··· DATA PROVIDED

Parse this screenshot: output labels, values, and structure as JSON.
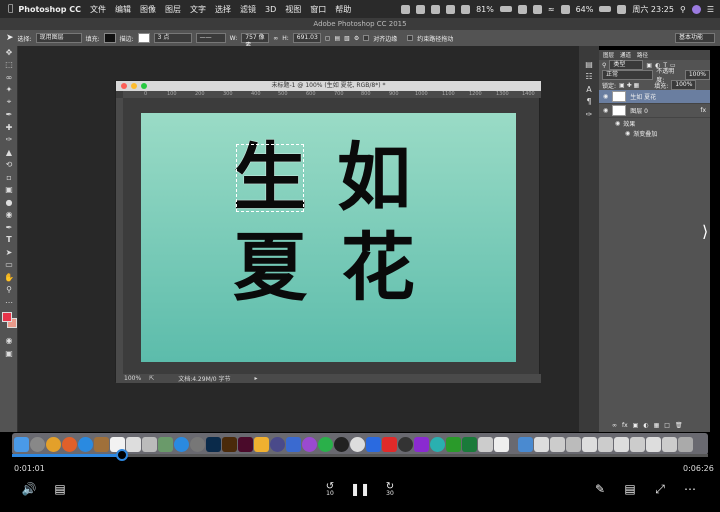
{
  "menubar": {
    "app_name": "Photoshop CC",
    "items": [
      "文件",
      "编辑",
      "图像",
      "图层",
      "文字",
      "选择",
      "滤镜",
      "3D",
      "视图",
      "窗口",
      "帮助"
    ],
    "battery_left": "81%",
    "battery_right": "64%",
    "clock": "周六 23:25"
  },
  "ps": {
    "window_title": "Adobe Photoshop CC 2015",
    "options": {
      "select_label": "选择:",
      "select_value": "现用图层",
      "fill_label": "填充:",
      "stroke_label": "描边:",
      "stroke_size": "3 点",
      "w_label": "W:",
      "w_value": "757 像素",
      "h_label": "H:",
      "h_value": "691.03",
      "align_edges": "对齐边缘",
      "constrain_path": "约束路径拖动",
      "workspace": "基本功能"
    },
    "document": {
      "title": "未标题-1 @ 100% (生如 夏花, RGB/8*) *",
      "ruler_marks": [
        "0",
        "100",
        "200",
        "300",
        "400",
        "500",
        "600",
        "700",
        "800",
        "900",
        "1000",
        "1100",
        "1200",
        "1300",
        "1400",
        "1500"
      ],
      "chars": [
        "生",
        "如",
        "夏",
        "花"
      ],
      "zoom": "100%",
      "doc_info": "文档:4.29M/0 字节"
    },
    "panels": {
      "tabs": [
        "图层",
        "通道",
        "路径"
      ],
      "kind": "类型",
      "blend": "正常",
      "opacity_label": "不透明度:",
      "opacity": "100%",
      "lock_label": "锁定:",
      "fill_label": "填充:",
      "fill": "100%",
      "layers": [
        {
          "name": "生如 夏花"
        },
        {
          "name": "图层 0"
        }
      ],
      "effects_label": "效果",
      "gradient_overlay": "渐变叠加",
      "fx": "fx"
    }
  },
  "player": {
    "time_elapsed": "0:01:01",
    "time_total": "0:06:26",
    "progress": 0.158,
    "skip_back": "10",
    "skip_forward": "30"
  },
  "colors": {
    "accent": "#2d87e0",
    "canvas_top": "#9adbc6",
    "canvas_bottom": "#5cbcab",
    "fg_swatch": "#e8344a"
  }
}
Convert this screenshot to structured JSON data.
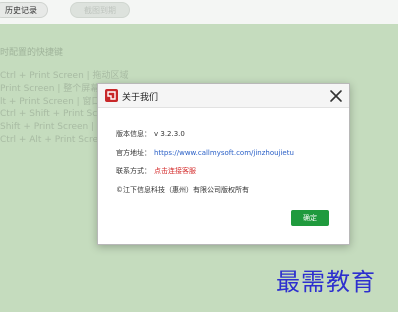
{
  "toolbar": {
    "history_label": "历史记录",
    "other_label": "截图到期"
  },
  "background": {
    "heading": "时配置的快捷键",
    "lines": [
      "Ctrl + Print Screen  |  拖动区域",
      "Print Screen  |  整个屏幕",
      "lt + Print Screen  |  窗口",
      "Ctrl + Shift + Print Screen  |",
      "Shift + Print Screen  |  文",
      "Ctrl + Alt + Print Screen  |"
    ]
  },
  "dialog": {
    "title": "关于我们",
    "version_label": "版本信息：",
    "version_value": "v 3.2.3.0",
    "site_label": "官方地址：",
    "site_value": "https://www.callmysoft.com/jinzhoujietu",
    "contact_label": "联系方式：",
    "contact_value": "点击连接客服",
    "copyright": "©江下信息科技（惠州）有限公司版权所有",
    "ok_label": "确定"
  },
  "watermark": "最需教育",
  "colors": {
    "background": "#c5dcbe",
    "link": "#2a60c7",
    "contact": "#d42d2d",
    "ok_button": "#1f9a3d",
    "app_icon": "#c8282a",
    "watermark": "#2d2fcf"
  },
  "icons": {
    "app": "app-logo-icon",
    "close": "close-icon"
  }
}
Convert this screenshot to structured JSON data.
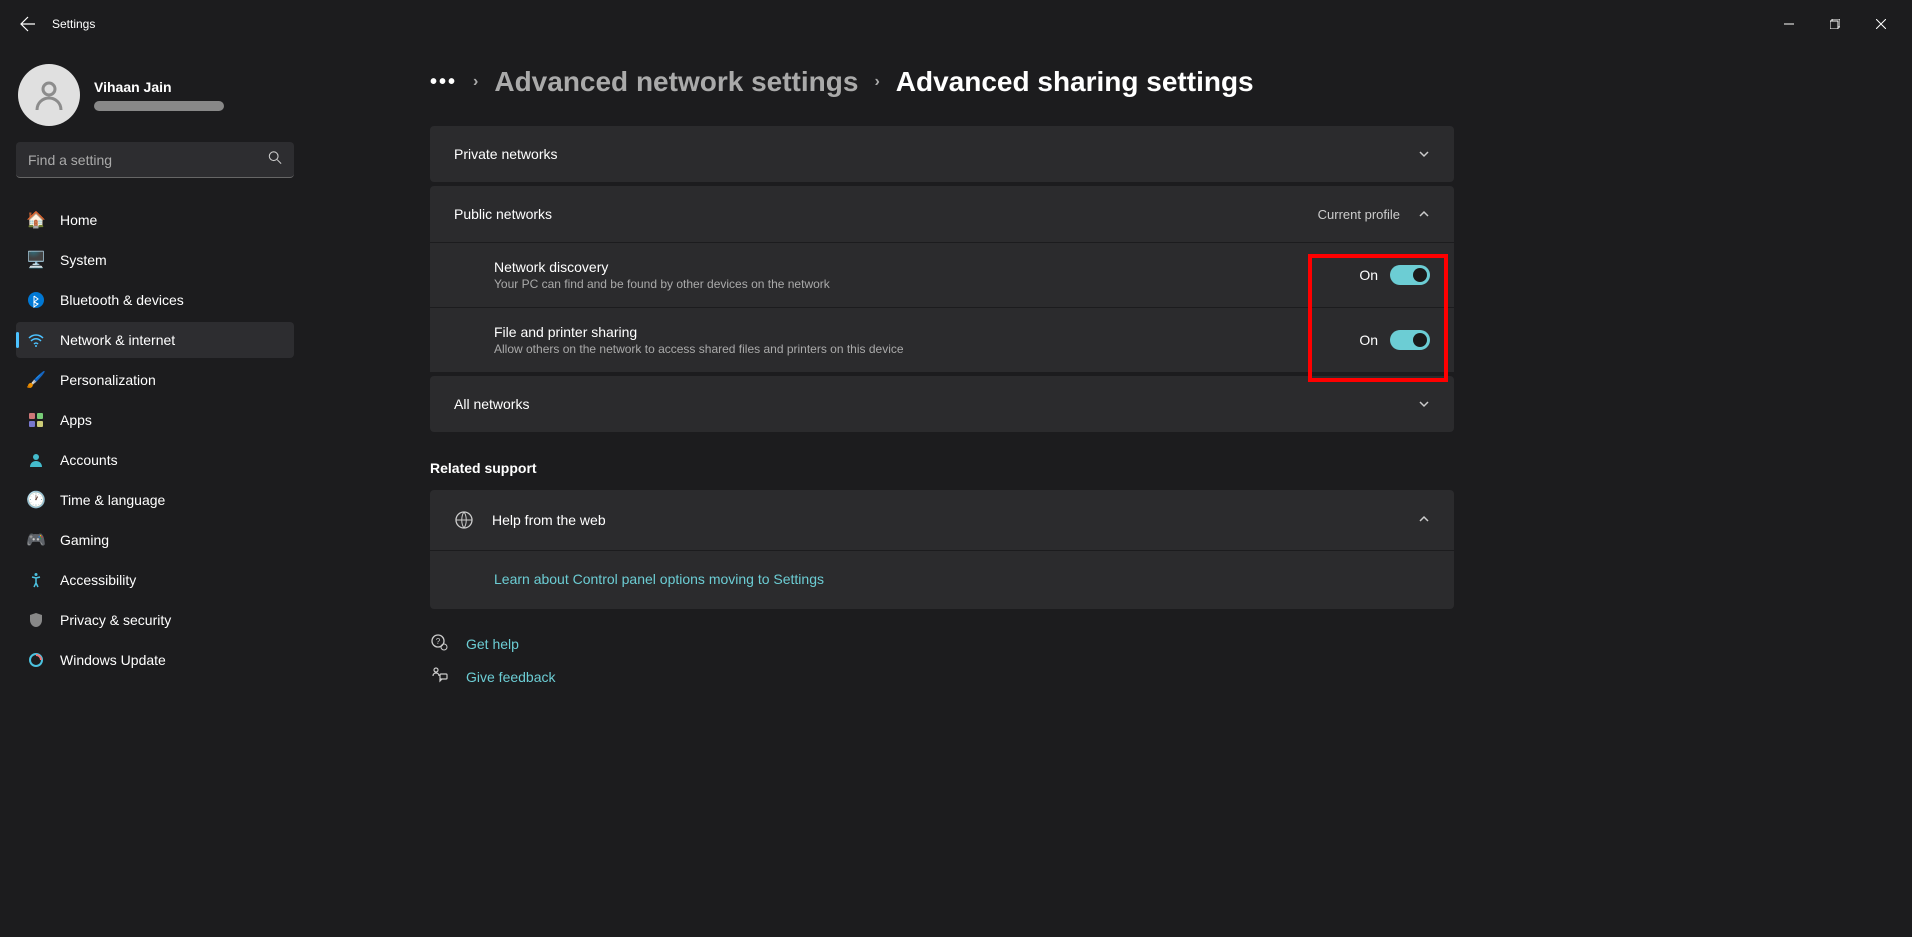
{
  "app": {
    "title": "Settings"
  },
  "user": {
    "name": "Vihaan Jain"
  },
  "search": {
    "placeholder": "Find a setting"
  },
  "nav": {
    "items": [
      {
        "label": "Home"
      },
      {
        "label": "System"
      },
      {
        "label": "Bluetooth & devices"
      },
      {
        "label": "Network & internet"
      },
      {
        "label": "Personalization"
      },
      {
        "label": "Apps"
      },
      {
        "label": "Accounts"
      },
      {
        "label": "Time & language"
      },
      {
        "label": "Gaming"
      },
      {
        "label": "Accessibility"
      },
      {
        "label": "Privacy & security"
      },
      {
        "label": "Windows Update"
      }
    ]
  },
  "breadcrumb": {
    "parent": "Advanced network settings",
    "current": "Advanced sharing settings"
  },
  "panels": {
    "private": {
      "title": "Private networks"
    },
    "public": {
      "title": "Public networks",
      "tag": "Current profile",
      "discovery": {
        "title": "Network discovery",
        "desc": "Your PC can find and be found by other devices on the network",
        "state": "On"
      },
      "file_sharing": {
        "title": "File and printer sharing",
        "desc": "Allow others on the network to access shared files and printers on this device",
        "state": "On"
      }
    },
    "all": {
      "title": "All networks"
    }
  },
  "related": {
    "title": "Related support",
    "help_header": "Help from the web",
    "help_link": "Learn about Control panel options moving to Settings"
  },
  "footer": {
    "get_help": "Get help",
    "feedback": "Give feedback"
  }
}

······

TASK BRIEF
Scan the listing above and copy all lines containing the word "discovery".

RESPONSE TO THE EXERCISE
      "discovery": {
        "title": "Network discovery",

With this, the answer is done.